HOW TO COMPLETE THIS TASK: Leave the images behind and copy every record exactly.

[Data records]

********************

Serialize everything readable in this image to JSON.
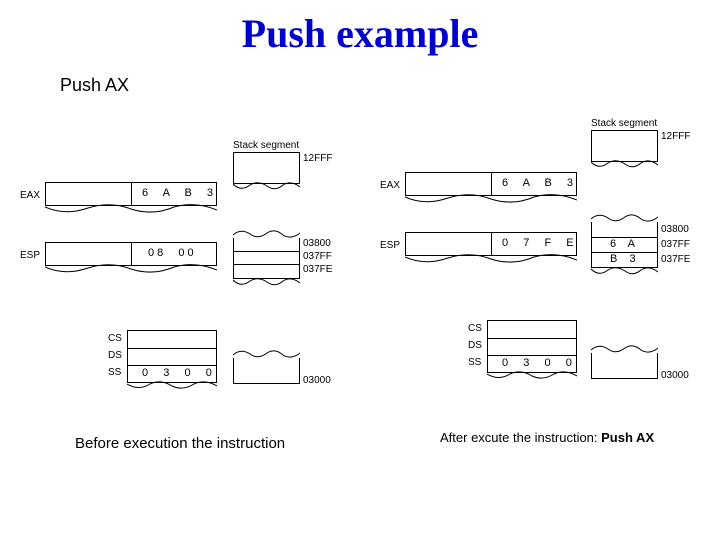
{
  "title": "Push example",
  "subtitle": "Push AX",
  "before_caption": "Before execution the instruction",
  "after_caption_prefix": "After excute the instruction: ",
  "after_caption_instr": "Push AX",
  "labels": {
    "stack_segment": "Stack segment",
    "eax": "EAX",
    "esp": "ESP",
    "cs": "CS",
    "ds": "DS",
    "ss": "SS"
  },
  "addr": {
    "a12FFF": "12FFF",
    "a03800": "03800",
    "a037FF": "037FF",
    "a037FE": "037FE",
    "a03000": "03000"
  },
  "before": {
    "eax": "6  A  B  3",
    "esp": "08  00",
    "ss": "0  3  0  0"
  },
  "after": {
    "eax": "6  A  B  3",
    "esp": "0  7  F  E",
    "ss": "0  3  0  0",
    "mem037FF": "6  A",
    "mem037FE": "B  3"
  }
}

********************

RESULT BELOW:
Serialize everything readable in this image to JSON.
{
  "title": "Push example",
  "subtitle": "Push AX",
  "before_caption": "Before execution the instruction",
  "after_caption_prefix": "After excute the instruction: ",
  "after_caption_instr": "Push AX",
  "labels": {
    "stack_segment": "Stack segment",
    "eax": "EAX",
    "esp": "ESP",
    "cs": "CS",
    "ds": "DS",
    "ss": "SS"
  },
  "addr": {
    "a12FFF": "12FFF",
    "a03800": "03800",
    "a037FF": "037FF",
    "a037FE": "037FE",
    "a03000": "03000"
  },
  "before": {
    "eax": "6  A  B  3",
    "esp": "08  00",
    "ss": "0  3  0  0"
  },
  "after": {
    "eax": "6  A  B  3",
    "esp": "0  7  F  E",
    "ss": "0  3  0  0",
    "mem037FF": "6  A",
    "mem037FE": "B  3"
  }
}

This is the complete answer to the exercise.